A tire slips circumferentially on the rim when subjected to a driving or braking torque greater than the maximum tire-rim frictional torque. The balance of the tire-rim assembly achieved with weight attachment at certain circumferential locations in tire mounting is then lost, and vibration or adverse effects on handling may result when the tire is rolled. Bead fitment refers to the fit between a tire and its rim, and in particular, to whether a gap exists between the two.
Rim slip resistance, or the maximum tire-rim frictional torque, is the integral of the product of contact pressure, friction coefficient, and the distance to the wheel center over the entire tire-rim interface. Analytical solutions and finite element analyses were used to study the dependence of the contact pressure distribution on tire design and operating attributes such as mold ring profile, bead bundle construction and diameter, and inflation pressure, etc. The tire-rim contact pressure distribution consists of two parts. The pressure on the ledge and the flange, respectively, comes primarily from tire-rim interference and inflation. Relative contributions of the two to the total rim slip resistance vary with tire types, depending on the magnitudes of ledge interference and inflation pressure. Based on the analyses, general guidelines are established for bead design modification to improve rim slip resistance and mountability, and to reduce the sensitivity to manufacturing variability.

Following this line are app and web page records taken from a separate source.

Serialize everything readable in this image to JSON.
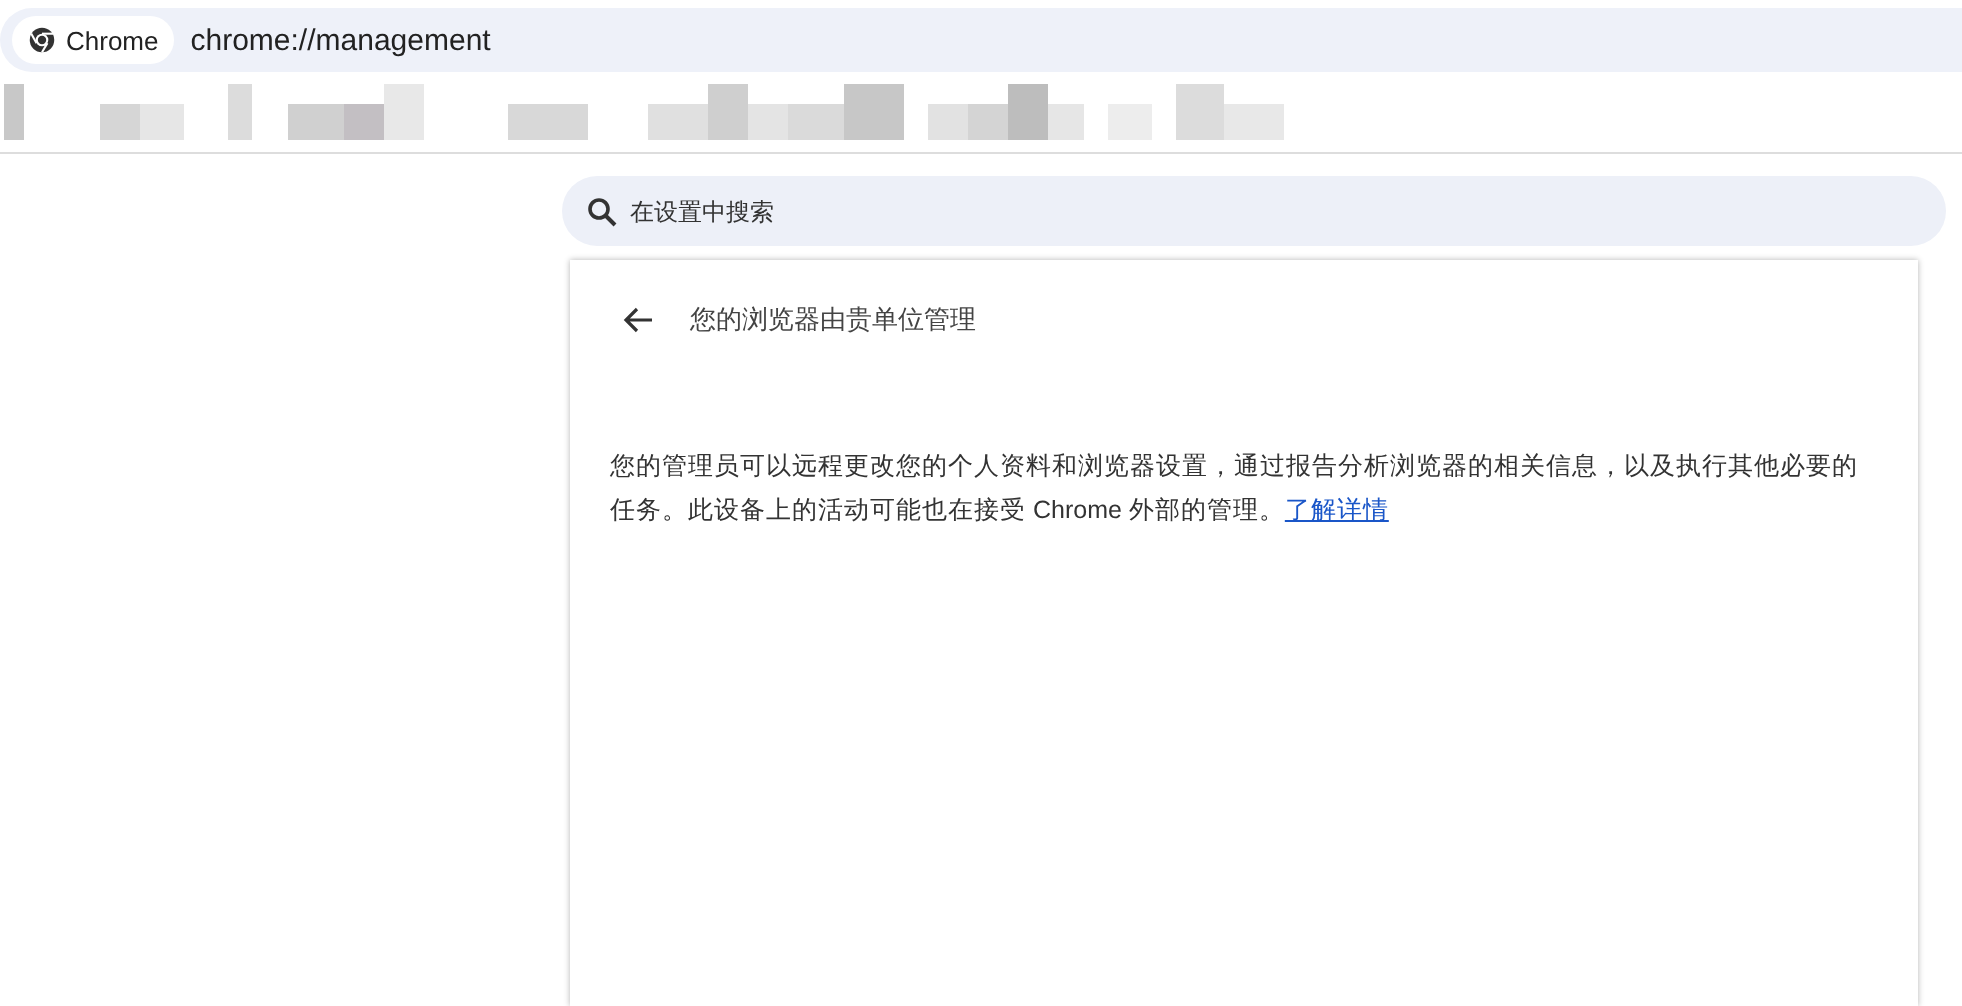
{
  "address_bar": {
    "chip": "Chrome",
    "url": "chrome://management"
  },
  "search": {
    "placeholder": "在设置中搜索"
  },
  "page": {
    "title": "您的浏览器由贵单位管理",
    "description": "您的管理员可以远程更改您的个人资料和浏览器设置，通过报告分析浏览器的相关信息，以及执行其他必要的任务。此设备上的活动可能也在接受 Chrome 外部的管理。",
    "link": "了解详情"
  }
}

An iterative design and analysis procedure is also developed to improve bead fitment.